What to Expect

For those patients that are new to the office, the following is a description of the exam process from start to finish.

  1. The patient or their parents will be given a medical history form – please fill it out as completely as possible. You will be expected to complete this form yearly. Foster parents should attempt to get this form completed by the biological parents with the help of the child’s caseworker. This form can be downloaded at the following link.
  2. Dr. Nick, Lori and Nick 2 (the orthoptists), Lindsey (technician/scribe) will call the patient back to the exam room. Any of them will start the exam. Occasionally Dr. Nick will have visiting ophthalmology residents who may start the exam.
  3. The exam will start with a review of the medical history and some questions about your specific concerns.
  4. Vision will be checked. Older children will read the typical vision chart on our special computerized screen; younger children may match letters on the computer. Children under three years of age are evaluated by determining if they are favoring either eye (fixation preference).
  5. Routinely the following are evaluated:
    • Vision
    • Motility (how the eyes move as a team)
    • Muscle Balance (how the eyes work together)

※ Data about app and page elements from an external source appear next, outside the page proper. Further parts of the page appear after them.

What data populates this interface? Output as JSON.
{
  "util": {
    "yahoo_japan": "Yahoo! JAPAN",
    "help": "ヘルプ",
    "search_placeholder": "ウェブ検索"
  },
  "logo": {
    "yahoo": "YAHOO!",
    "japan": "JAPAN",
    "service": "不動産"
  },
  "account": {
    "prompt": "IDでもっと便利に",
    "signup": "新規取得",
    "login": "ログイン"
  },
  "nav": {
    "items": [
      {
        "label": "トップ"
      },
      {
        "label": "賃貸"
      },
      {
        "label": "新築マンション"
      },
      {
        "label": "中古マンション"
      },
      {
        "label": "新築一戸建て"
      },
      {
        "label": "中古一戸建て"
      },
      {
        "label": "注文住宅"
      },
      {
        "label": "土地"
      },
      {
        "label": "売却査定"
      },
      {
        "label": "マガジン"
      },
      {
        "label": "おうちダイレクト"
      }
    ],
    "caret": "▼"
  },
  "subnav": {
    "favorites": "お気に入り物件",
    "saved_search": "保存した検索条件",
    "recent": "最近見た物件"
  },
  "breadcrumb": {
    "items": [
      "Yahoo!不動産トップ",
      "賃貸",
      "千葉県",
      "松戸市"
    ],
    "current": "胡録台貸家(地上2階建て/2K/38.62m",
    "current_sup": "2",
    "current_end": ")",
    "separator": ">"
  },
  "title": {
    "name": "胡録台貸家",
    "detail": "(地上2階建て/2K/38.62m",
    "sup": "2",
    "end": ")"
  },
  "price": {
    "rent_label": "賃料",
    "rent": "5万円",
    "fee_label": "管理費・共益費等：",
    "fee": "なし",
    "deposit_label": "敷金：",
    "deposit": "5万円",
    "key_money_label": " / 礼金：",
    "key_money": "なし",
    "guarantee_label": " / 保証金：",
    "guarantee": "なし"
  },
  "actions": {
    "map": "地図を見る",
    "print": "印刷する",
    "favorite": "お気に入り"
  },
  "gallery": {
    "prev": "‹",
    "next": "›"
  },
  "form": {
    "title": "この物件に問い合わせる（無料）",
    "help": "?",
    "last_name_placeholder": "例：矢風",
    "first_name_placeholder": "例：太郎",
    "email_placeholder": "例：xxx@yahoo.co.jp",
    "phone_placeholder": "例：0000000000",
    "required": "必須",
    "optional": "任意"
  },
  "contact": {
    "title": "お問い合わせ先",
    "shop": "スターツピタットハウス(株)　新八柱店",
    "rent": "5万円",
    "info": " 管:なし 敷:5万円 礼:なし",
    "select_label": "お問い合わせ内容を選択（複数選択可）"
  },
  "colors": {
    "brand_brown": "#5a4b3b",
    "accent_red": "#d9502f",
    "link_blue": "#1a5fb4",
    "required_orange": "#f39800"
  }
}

    • Stereo-acuity (depth perception)
    • Color vision screening
    • Pupil evaluation
    • External evaluation of the ocular surface, lids and lashes
    • Eye pressure if age allows
  6. The exam is usually light hearted and all attempts are made to make the patient comfortable and at ease with the process.
  7. Now comes the eye drops. We usually instill 3 sets of drops. The first may sting like pool water; the child doesn’t feel the last two because their eyes are numb. This can be the most traumatic part of the exam but rest assured they really don’t hurt. You and/or your child will then be asked to go back to the playroom to dilate (can take 30 minutes). The patient will notice that their near vision will get blurry.
  8. The drops may last for 6-8 hours depending upon the patient’s complexion. Don’t worry if they are still dilated the next morning.
  9. After an appropriate amount of dilation time the patient will be called back to the exam room in which several diagnostic tests will be preformed.
    • REFRACTION – Dr. Nick will use a special light (retinoscope) and different lenses to determine if your child needs glasses. They are able to make this determination even if the patient is unable to communicate.
    • OPHTHALMOSCOPY – A different light that is placed on the examining doctor’s head is then used to evaluate the internal structures of the eyes.
  10. At this point most of the information is obtained; The doctor can make the appropriate decision on how best to treat the child or adult patient’s unique condition. There will be an in-depth discussion about the condition and treatment options. All questions will be answered.
  11. If glasses are required a prescription will be given at the end of the exam. If the patient requests contacts a contact lens fit may need to be scheduled. See more information about contacts in the contact lens section of the website.
  12. A special treat will be given to the child and you will be directed to the check out area to make any follow-up appointments.